In reponse to the the previous post, I'd first of all say to Ms. Litherland - if she's reading this - thank you for taking the trouble to comment on my post, and for your interesting take on the subject. I do take issue with a couple of things however, as will be apparent below. But to take up one point at the outset: I'm sure Sean O'Brien was indeed moved by MacSweeney's poetry; I don't doubt his sincerity on that. The reason people objected to him being a major source in the documentary is that he represents a faction in poetry which has held cultural dominance (though that appears to be changing) and has, in his written statements, consistently attacked - I could dig out the quotes if I looked hard enough - what might be called 'innovative' or 'radical' poetry and poets; these latter being the very people who sustained MacSweeney over the years with friendship and practical help. It was this that made people feel that O'Brien's prominence in the documentary was incongruous.
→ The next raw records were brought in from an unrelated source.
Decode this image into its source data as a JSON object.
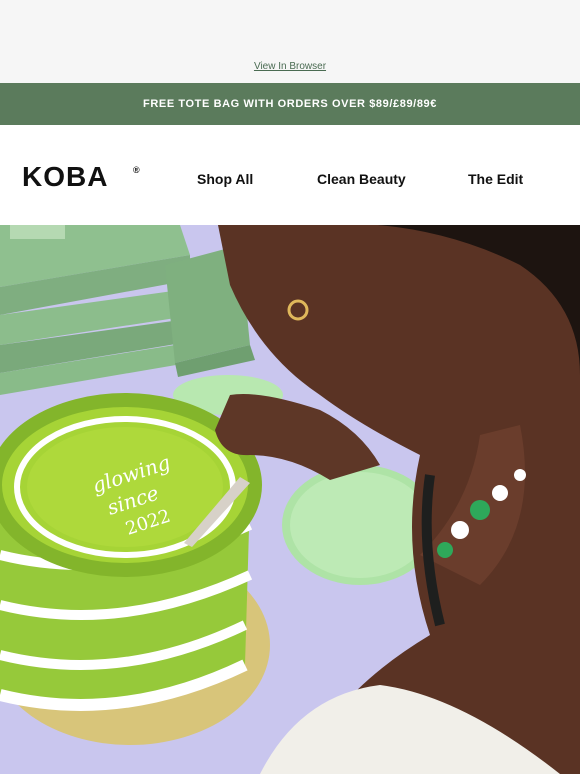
{
  "top": {
    "view_in_browser": "View In Browser"
  },
  "promo": {
    "text": "FREE TOTE BAG WITH ORDERS OVER $89/£89/89€"
  },
  "header": {
    "logo": "KOBA",
    "logo_mark": "®",
    "nav": [
      {
        "label": "Shop All"
      },
      {
        "label": "Clean Beauty"
      },
      {
        "label": "The Edit"
      }
    ]
  },
  "hero": {
    "cake_text_line1": "glowing",
    "cake_text_line2": "since",
    "cake_text_line3": "2022"
  },
  "colors": {
    "promo_bg": "#5b7b5c",
    "cake_green": "#9acd32",
    "table": "#c7c4ec",
    "box_green": "#86b98a"
  }
}
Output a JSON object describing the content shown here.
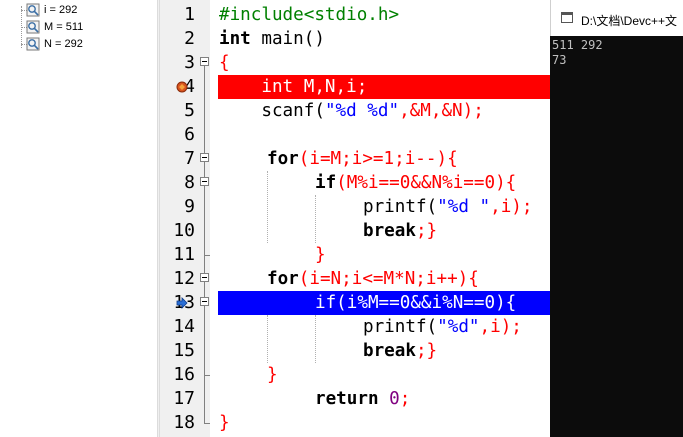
{
  "watch": {
    "items": [
      {
        "label": "i = 292"
      },
      {
        "label": "M = 511"
      },
      {
        "label": "N = 292"
      }
    ]
  },
  "editor": {
    "line_numbers": [
      "1",
      "2",
      "3",
      "4",
      "5",
      "6",
      "7",
      "8",
      "9",
      "10",
      "11",
      "12",
      "13",
      "14",
      "15",
      "16",
      "17",
      "18"
    ],
    "code": {
      "l1": "#include<stdio.h>",
      "l2_kw": "int",
      "l2_rest": " main()",
      "l3": "{",
      "l4": "    int M,N,i;",
      "l5_fn": "    scanf(",
      "l5_str": "\"%d %d\"",
      "l5_rest": ",&M,&N);",
      "l7_kw": "for",
      "l7_rest": "(i=M;i>=1;i--){",
      "l8_kw": "if",
      "l8_rest": "(M%i==0&&N%i==0){",
      "l9_fn": "printf(",
      "l9_str": "\"%d \"",
      "l9_rest": ",i);",
      "l10_kw": "break",
      "l10_rest": ";}",
      "l11": "}",
      "l12_kw": "for",
      "l12_rest": "(i=N;i<=M*N;i++){",
      "l13": "if(i%M==0&&i%N==0){",
      "l14_fn": "printf(",
      "l14_str": "\"%d\"",
      "l14_rest": ",i);",
      "l15_kw": "break",
      "l15_rest": ";}",
      "l16": "}",
      "l17_kw": "return",
      "l17_num": "0",
      "l17_rest": ";",
      "l18": "}"
    }
  },
  "console": {
    "title": "D:\\文档\\Devc++文",
    "output_line1": "511 292",
    "output_line2": "73"
  },
  "colors": {
    "breakpoint_line": "#ff0000",
    "exec_line": "#0000ff",
    "preprocessor": "#008000",
    "string": "#0000ff",
    "operator": "#ff0000",
    "number": "#800080"
  }
}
As for MacSweeney's poetry, I have my own views on it, which differ from Ms. Litherland's and also from Andrew Duncan's in 'The Council of Heresy'. Duncan identifies 'Pearl' as MacsWeeney's masterpiece, and regards 'The Book of Demons' - with reservations - very highly. In my view however, the best work is the mid-period of 'Ranter', 'Wild Knitting', 'Jury Vet' etc. While there's plenty of rage and passion in these works, these emotions are lent force by a level of restraint, and by impersonal elements - historical in Ranter, sociological in Jury Vet, for example. I read these works, and 'Hellhound Memos', before I knew anything about MacSweeney the man, and what have learnt about him since hasn't added anything to the work. In Wild Knitting, there's a section which the fury of the speaker leads up to the tenderness of the lines:
You the wronged woman. You the complexity. You the seeker
of buses and trains. You the wandering wife far from home.
The change of tempo and blending of emotions in this poem is subtler and more skillful than anything found in 'The Book of Demons'.
For me, the least interesting thing about MacSweeney, or about his poetry, is the man's alchoholism. In terms of emotional and intellectual content, 'The Book of Demons' is thinner than the earlier work, though it's undoubtedly rip-roaring and would have come across well in performance. I thing Pearl is more complex, but still not as rich as the mid-period work. I didn't know MacSweeney personally, but to say that "he had no skin" as O'Brien did, is implying that he was a uniquely sensitive individual in line with the Romantic stereotype. But he worked as a reporter - a notoriously hard-nosed profession - and as Adian Semmens has pointed out, plenty of people knew him as a reporter and nothing else. Wilfred Owen's contention that 'the poetry is in the pity' was controversial at the time, and was objected to by Yeats, for example. To say 'the poetry is in the pain' doesn't do justice to MacSweeney's work. Everyone suffers pain, but not everyone writes great poetry.